“What do you think the new woman will be?”

“She’ll be free,” said Miss Anthony. “Then she’ll be whatever her best judgment wants to be. We can no more imagine what the true woman will be than we can what the true man will be.” …

“And now,” I said, approaching a very delicate subject on tip-toes, “tell me one thing more. Were you ever in love?”

“In love?” she laughed merrily. “Bless you, Nellie, I’ve been in love a thousand times!”

“Really?” I gasped, taken aback by this startling confession.

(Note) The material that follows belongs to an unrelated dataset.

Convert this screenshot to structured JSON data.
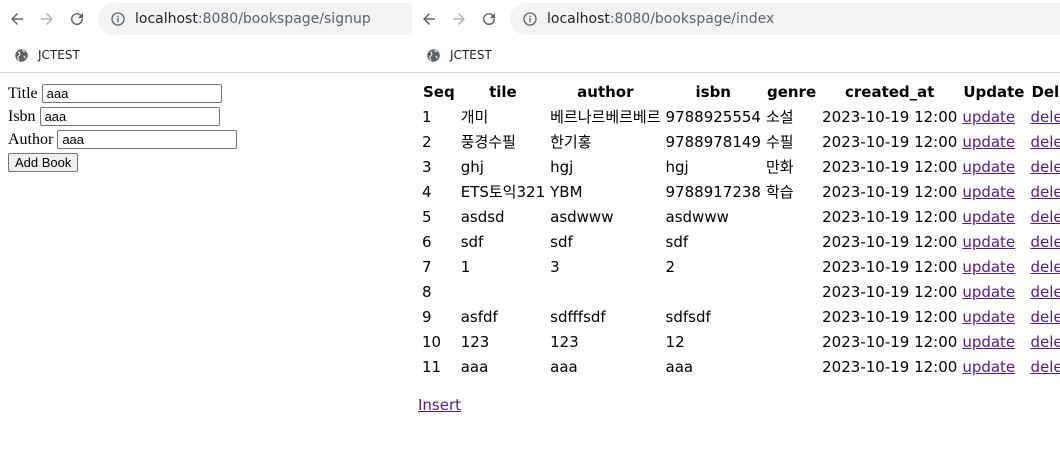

“Yes, really!” nodding her snowy head. “But I never loved any one so much that I thought it would last. In fact I never felt I could give up my life of freedom to become a man’s housekeeper. When I was young, if a girl married poor, she became a housekeeper and a drudge. If she married wealth she became a pet and a doll. Just think, had I married at twenty, I would have been either a drudge or a doll for fifty-five years. Think of it!

“I want to add one thing,” she said. “Once men were afraid of women with ideas and a desire to vote. Today our best suffragists are sought in marriage by the best class of men.” …

Susan B. Anthony is all that is best and noblest in woman. She is ideal and if we will have in women who vote what we have in her, let us all help to promote the cause of woman suffrage.

From AROUND THE WORLD IN SEVENTY-TWO DAYS AND OTHER WRITINGS by Nellie Bly. Reprinted by arrangement with Penguin Books, a member of Penguin Group (USA) LLC, A Penguin Random House Company. Edition copyright © Penguin Books, 2014.